Why I'm choosing to be openly ADHD
There is a certain stigma to ADHD. I'm not actually going to go through all of things people think about it and why those things are wrong. I don't think this is the blog for that.
What I'm going to talk about, is why I have made the personal choice not to hide my ADHD, why I've told my boss I'm ADHD and
why I tweet constantly about it - on main.
The first thing that struck me, when I was finally encourage to look into ADHD (at the age of 34), was just how little I knew about it. I thought, genuinely, that it was something that only children had.
I thought it was something that made you bounce off the walls, run around screaming and do badly in school.
It... is not.
That form of ADHD, the hyperactive young boy, is only present in 25% of young boys with ADHD. It's not even the most common presentation of it!
It's just the most visible presentation. Which is super problematic because as it turns out, the collective idea we have as a society of ADHD, something present in around 5% of humans, is of the behaviours we find most annoying.
Finding out about being ADHD was revelatory to me. It explained, really, a great deal about my life, from childhood.
All of a sudden, I had a reason for why certain things played out.

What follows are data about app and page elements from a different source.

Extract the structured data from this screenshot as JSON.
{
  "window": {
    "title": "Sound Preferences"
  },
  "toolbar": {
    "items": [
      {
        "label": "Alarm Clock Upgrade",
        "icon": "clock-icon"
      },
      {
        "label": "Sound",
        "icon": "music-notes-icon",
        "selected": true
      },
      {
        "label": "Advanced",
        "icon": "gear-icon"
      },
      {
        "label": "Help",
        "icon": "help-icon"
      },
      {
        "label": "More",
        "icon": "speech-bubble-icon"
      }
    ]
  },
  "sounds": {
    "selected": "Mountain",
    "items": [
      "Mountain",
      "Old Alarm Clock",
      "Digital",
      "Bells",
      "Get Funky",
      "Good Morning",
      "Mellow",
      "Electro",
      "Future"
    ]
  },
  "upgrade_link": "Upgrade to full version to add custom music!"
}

That opens the door for a level of self-compassion I had never had for myself. Because ADHD, isn't a disease, it's a disability. Through which some things are just plain harder to do.
Try and imagine for a moment that you are short-sighted, and that you live an entire life into adulthood without anyone noticing or telling you that was a thing people could be. What might you think about yourself?
The lifetime experience, of most undiagnosed ADHD people, is one of feeling worse than other people. Just as that short-sighted person might feel like they are worse at reading than others.
I'm not worse. I'm disabled. Some things are harder for me. I need support, I need to be able to do things differently some times. I just plain think and communicate differently to a lot of people.
It wasn't hard for me to decide to talk about ADHD openly if I'm honest. In many ways I am incredibly lucky. Many ADHD accounts you'll see across social media are anonymous. Alt accounts created for the express purpose of talking about ADHD without their friends/family/employers finding out.
I'm in the privileged position of not having to care about that. It will affect me, I'm sure of that. I'll be denied opportunities and be talked about unkindly. That will happen and I'm not going to pretend it wont. Bias is Bias.
But I don't fear it. Because I've made a career, I'm a professional, I've got contacts and I have a portfolio of work.
Even if that all completely falls apart, I have a wife who is really quite aggressively competent in all things and one of those big ol' working class families who'll look after me if even she bins me off.
So now, honestly, I feel a sense of obligation. As silly as that may sound.
I see my position, privilege, and security - alongside my revelatory diagnosis - powered by the common ADHD traits I experience of Hyper Empathy, Justice Sensitivity and a tendency to Overshare, and I feel like it is kind of important that I speak about it.
For me, I need to do that openly. With my name and my face and my profession all plain to see. I'll tell you why.
ADHD twitter is one of the most valuable resources I found in learning to understand how I operate. I need to be a part of that for others. But, there are so many anonymous accounts, and the majority of non-anonymous accounts tended to be either selling something or professionally invested in ADHD.
Especially folks who, err, look like me.
That's not a bad thing, we're talking about disabled people who have turned their passion for advocacy & support into a career. That's great, and many have been incredibly useful to me personally. But an ADHD coach, a neuroscientist, a therapist or psychiatrist with ADHD is not... quite the same as, someone who has a normal job.
That's important because... actually, let me tell you a story.
I have a friend, one of the kindest and most caring and lovely people in my life. They have, for a long time been asked if they have ADHD. They've always hated it. Because... well, a little bit of internalised ableism alongside a general poor understanding of what it is.
I love this person. They are embarrassingly supportive of me, and have often talked about how they wish they could move through life as I do (I mask just really super well).
They're in the process of getting a diagnosis now. Because seeing that I, someone they've coded as competent, can be ADHD was meaningful to them.
I believe that it's important to see that it is possible to be open about it and have a standard job. For both neurodivergent and neurotypical folks.
I hope that talking about my experience might encourage those who know nothing about it, to look for themselves. To maybe get that same revelation that I have had, and to be kinder to themselves as a result.